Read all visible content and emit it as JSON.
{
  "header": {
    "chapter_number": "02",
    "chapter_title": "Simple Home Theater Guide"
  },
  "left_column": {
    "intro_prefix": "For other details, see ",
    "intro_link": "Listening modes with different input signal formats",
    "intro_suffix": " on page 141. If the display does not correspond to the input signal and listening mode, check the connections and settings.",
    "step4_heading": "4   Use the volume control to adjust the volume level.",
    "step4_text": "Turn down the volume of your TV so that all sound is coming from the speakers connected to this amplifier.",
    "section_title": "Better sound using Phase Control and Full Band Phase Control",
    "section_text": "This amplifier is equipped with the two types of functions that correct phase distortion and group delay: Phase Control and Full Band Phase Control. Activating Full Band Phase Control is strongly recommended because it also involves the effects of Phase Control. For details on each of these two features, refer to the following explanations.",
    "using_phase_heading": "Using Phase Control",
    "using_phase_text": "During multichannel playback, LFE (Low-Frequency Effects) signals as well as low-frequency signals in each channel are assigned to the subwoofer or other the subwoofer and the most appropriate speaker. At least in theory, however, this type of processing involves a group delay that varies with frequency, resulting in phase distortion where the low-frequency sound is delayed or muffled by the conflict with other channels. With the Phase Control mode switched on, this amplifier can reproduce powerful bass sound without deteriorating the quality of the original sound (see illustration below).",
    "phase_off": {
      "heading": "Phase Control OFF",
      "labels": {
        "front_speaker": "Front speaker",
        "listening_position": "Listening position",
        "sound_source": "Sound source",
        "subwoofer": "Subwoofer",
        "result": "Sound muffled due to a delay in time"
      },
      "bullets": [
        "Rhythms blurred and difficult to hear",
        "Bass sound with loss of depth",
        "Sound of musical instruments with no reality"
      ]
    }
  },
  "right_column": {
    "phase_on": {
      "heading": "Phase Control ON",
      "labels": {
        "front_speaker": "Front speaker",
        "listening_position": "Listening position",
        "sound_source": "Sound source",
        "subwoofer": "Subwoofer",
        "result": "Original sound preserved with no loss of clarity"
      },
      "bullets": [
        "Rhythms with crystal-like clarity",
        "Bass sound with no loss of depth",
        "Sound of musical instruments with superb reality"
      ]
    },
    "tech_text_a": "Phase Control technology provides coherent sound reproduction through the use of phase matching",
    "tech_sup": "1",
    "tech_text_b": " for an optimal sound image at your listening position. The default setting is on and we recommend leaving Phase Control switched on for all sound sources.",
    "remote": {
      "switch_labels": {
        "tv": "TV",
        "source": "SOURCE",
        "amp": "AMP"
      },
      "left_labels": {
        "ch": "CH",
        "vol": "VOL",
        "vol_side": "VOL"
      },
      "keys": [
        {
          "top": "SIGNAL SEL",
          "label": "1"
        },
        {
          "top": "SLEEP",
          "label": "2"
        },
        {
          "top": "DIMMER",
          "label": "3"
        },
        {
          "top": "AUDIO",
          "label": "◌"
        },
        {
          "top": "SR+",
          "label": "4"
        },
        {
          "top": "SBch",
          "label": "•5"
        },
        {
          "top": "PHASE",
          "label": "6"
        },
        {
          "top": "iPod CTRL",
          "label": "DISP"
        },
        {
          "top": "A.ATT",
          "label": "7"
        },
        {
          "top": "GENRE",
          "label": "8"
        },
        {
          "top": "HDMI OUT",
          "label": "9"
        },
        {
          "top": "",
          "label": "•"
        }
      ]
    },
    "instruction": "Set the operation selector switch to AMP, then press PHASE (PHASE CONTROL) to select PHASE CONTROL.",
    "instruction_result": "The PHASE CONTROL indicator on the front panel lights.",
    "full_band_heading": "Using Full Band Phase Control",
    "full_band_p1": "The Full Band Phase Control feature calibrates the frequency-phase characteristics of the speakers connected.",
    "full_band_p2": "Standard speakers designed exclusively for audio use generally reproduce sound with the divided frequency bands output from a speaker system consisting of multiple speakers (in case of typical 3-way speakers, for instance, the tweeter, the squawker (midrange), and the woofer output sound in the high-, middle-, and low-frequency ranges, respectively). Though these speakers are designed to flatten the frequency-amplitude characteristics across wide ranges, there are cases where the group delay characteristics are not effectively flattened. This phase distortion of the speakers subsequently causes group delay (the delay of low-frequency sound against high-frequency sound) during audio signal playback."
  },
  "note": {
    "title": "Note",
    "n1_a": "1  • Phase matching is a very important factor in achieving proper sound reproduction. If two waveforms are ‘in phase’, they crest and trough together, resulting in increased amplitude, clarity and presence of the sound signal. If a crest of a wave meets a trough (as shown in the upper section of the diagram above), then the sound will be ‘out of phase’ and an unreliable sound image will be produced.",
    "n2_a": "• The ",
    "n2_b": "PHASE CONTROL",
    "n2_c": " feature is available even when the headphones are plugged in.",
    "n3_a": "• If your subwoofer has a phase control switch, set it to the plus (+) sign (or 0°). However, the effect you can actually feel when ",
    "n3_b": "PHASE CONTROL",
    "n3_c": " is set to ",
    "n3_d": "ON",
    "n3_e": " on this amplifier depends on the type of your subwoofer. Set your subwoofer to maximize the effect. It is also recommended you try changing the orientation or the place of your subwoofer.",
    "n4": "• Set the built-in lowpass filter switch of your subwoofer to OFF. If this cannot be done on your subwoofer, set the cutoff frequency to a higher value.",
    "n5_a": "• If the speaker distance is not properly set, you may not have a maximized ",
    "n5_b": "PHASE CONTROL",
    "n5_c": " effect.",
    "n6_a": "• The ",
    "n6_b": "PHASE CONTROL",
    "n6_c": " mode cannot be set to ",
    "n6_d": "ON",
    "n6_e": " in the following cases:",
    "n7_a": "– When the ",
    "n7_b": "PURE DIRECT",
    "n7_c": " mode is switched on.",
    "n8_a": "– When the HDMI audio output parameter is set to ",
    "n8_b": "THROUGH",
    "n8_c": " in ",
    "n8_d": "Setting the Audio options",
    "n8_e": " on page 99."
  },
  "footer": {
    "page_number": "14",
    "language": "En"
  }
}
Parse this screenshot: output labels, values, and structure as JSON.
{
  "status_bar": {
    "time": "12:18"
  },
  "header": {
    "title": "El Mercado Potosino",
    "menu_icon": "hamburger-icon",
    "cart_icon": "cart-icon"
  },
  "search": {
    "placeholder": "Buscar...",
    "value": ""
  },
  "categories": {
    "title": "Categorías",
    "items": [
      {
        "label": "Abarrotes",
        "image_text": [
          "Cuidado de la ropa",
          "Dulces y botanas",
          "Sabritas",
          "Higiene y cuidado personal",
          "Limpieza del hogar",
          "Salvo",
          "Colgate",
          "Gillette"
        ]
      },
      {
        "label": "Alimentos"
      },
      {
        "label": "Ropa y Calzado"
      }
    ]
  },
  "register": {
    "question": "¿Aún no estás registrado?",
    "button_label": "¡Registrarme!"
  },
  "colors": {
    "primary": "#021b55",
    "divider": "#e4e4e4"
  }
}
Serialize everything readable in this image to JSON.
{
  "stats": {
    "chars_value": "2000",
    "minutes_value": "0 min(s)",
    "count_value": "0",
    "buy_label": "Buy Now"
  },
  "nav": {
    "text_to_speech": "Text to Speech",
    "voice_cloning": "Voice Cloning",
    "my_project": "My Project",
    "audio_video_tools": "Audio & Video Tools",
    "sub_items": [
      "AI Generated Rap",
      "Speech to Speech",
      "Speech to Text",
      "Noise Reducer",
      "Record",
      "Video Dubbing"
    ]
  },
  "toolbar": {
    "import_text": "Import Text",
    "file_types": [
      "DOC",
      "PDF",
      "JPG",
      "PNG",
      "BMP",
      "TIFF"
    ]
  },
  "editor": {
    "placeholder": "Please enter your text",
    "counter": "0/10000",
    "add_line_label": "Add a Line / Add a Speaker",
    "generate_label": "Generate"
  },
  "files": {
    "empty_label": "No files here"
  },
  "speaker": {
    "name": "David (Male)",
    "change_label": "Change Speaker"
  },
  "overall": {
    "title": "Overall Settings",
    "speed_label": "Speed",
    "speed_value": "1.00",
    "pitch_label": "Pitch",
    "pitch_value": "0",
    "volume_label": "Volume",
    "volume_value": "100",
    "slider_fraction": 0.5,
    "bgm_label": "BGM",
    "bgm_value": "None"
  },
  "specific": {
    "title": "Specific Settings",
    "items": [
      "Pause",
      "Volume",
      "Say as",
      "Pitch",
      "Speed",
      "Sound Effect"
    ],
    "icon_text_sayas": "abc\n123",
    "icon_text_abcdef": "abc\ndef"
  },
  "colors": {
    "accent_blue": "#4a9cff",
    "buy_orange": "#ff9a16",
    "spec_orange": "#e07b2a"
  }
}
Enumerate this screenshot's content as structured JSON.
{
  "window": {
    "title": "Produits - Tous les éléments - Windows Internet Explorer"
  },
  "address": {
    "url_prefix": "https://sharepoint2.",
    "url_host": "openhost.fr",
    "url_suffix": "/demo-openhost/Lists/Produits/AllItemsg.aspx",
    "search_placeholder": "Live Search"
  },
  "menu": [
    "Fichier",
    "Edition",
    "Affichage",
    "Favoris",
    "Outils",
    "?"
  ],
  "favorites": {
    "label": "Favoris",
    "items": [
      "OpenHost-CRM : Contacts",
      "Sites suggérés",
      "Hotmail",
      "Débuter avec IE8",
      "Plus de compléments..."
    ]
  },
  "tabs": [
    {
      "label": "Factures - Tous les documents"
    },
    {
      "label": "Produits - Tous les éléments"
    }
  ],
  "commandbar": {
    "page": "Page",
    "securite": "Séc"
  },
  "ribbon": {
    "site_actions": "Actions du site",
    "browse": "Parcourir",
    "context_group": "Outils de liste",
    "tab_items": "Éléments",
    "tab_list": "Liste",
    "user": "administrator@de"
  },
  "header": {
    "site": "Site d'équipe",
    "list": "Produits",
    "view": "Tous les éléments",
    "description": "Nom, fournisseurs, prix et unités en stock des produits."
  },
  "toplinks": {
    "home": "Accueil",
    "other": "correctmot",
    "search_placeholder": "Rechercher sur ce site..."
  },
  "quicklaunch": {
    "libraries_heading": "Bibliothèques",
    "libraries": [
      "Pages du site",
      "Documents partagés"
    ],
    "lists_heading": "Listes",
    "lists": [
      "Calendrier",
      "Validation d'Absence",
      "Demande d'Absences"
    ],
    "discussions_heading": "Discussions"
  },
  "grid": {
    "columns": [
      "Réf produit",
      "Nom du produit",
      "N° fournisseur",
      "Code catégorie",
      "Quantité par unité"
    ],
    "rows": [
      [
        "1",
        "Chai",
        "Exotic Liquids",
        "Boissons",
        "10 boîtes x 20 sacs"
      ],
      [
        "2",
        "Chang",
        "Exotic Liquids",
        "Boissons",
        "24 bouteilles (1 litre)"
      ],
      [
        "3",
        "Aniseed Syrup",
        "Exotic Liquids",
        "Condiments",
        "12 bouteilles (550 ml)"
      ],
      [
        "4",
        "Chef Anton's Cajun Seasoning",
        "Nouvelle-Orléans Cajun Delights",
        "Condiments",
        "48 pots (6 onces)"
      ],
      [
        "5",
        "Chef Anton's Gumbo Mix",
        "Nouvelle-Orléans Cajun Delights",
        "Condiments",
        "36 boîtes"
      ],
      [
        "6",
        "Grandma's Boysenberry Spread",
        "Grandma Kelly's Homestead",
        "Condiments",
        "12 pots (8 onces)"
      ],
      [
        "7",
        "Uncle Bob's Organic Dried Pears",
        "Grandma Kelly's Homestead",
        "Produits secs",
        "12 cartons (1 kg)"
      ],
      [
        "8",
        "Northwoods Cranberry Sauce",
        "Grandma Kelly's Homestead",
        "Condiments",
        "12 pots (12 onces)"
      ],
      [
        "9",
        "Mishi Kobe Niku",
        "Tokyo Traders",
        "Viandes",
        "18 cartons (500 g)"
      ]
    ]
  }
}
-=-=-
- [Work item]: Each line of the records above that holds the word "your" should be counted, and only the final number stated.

- [Exercise answer]: 6